The Elephantom NT ShedIgnored by her parents, a young girl pines after some fun, but she gets more than she bargained for when an elephant (or elephantom, to be precise) comes to stay. Although starting out as giggling fun, the invisible elephantom soon becomes a little too much to handle. Causing chaos at breakfast, and taking up far too much of the bed, the poor girl doesn’t know what to do. How do you get rid of a phantom elephant?

The Elephantom by Ross Collins, adapted by Ben Power for the National Theatre’s The Shed, is a fun and joyous production for children. Directors Finn Caldwell and Toby Olié have tackled the question of how to bring a giant elephantom onto the stage by using an inflatable puppet that bobs and bounces its way around, to squeals of delight from children and adults alike. There really is nothing better than having an inflatable elephant’s bum squashing itself onto audience members as it tries to navigate The Shed’s intimate space.

Having said that, while The Elephantom delivers some raucous laughter, it struggles to find a balance that sits comfortably with the child audiences. It’s a rich production, with levels of detail and nuance that had me nodding with approval, such as the excellently timed morning rituals the cast undertake in dressing, brushing of teeth and breakfast. Delivered in rhythmic precision, this dance is captivating, but for the smaller audiences it just doesn’t sit. This is partly to do with the performance space of the NT Shed, with audiences on three sides. There’s always going to be things missed, which becomes increasingly apparent and frustrating once the large-scale puppets start inflating. There’s also a distinctive rhythmic issue in how the production plays out: it just never feels like it finds its feet long enough to astound us, which is a shame when there are moments of sheer joy that you can’t help but beam at.

The puppets, designed by Olié, are brilliantly fun. They emerge from every part of the space and fill it like hot air balloons, only with much more fun. The Elephantom certainly hits the mark on the puppetry front, especially with the brilliant manipulation from the cast against the beautifully captivating music played live by Adam Pleeth, a one-man band. The highlight of the show has to be when chaos descends, as a party of elephantoms takes over the girl’s house and causing quite a stir. Who knew that actors dressed in elephant suits could be so damn funny?

Whilst there are moments of delight, ultimately this is a show that feels too dense, even in the silent characters. The space restrictions of the NT Shed doesn’t do well for the work, and while it’s being billed as a show for ages four plus, I’d question how much the first half keeps the younger audience engaged. The cast, led by Audrey Brisson as Girl (with delicate and wonderfully playful acting), do well with the tight spacing and demanding puppetry interaction, as well as the synchronised movement.
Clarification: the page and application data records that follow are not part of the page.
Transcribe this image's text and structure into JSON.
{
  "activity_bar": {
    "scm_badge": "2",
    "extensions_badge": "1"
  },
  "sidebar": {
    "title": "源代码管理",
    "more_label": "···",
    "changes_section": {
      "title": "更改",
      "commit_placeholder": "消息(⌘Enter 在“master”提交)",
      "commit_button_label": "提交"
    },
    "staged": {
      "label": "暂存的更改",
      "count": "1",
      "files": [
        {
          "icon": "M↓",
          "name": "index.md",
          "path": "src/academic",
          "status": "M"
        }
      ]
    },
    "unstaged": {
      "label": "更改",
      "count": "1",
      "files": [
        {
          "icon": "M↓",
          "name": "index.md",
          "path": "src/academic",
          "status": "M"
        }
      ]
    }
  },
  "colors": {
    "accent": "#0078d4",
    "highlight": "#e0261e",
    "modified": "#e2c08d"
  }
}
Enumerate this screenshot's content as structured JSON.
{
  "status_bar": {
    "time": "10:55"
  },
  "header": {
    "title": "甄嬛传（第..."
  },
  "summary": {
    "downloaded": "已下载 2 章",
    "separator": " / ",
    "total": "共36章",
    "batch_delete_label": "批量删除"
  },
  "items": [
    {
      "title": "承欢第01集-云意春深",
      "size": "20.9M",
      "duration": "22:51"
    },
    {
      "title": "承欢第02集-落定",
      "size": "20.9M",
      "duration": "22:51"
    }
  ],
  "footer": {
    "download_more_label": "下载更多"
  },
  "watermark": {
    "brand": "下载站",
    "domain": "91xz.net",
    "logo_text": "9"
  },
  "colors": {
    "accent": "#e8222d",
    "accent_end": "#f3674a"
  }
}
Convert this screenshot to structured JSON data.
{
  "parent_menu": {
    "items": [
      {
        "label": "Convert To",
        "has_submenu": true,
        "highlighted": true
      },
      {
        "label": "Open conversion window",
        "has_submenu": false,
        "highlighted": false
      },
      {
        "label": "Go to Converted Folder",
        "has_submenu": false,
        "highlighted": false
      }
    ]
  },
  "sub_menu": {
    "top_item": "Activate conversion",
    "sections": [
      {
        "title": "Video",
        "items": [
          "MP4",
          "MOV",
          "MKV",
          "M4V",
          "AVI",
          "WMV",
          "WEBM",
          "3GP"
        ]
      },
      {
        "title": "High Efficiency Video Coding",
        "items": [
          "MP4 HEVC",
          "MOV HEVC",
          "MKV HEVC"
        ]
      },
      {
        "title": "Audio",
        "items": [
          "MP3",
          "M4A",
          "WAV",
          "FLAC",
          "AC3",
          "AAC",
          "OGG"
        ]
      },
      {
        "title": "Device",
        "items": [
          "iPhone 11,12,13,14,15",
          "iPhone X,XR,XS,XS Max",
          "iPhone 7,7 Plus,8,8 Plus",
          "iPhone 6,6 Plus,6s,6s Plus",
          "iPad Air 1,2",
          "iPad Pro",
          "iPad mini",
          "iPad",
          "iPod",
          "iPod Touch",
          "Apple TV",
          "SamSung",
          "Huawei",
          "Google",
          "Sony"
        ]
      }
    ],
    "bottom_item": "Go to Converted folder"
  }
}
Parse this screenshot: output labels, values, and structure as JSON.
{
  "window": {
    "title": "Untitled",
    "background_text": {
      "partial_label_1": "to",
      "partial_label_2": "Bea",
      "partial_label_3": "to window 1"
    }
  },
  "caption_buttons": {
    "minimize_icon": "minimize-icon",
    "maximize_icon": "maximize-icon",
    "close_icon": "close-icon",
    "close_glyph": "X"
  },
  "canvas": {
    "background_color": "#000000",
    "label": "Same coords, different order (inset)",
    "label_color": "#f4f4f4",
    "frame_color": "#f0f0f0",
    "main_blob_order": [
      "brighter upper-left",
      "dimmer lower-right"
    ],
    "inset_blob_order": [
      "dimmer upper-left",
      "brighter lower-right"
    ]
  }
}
When The Elephantom works, it really shows the magical potential of puppetry and theatre: it’s just a shame that the piece takes so long to thrill, and then struggles to sustain it.

The Elephantom is playing at the National Theatre until 11 January 2014. For more information and tickets, see the National Theatre website.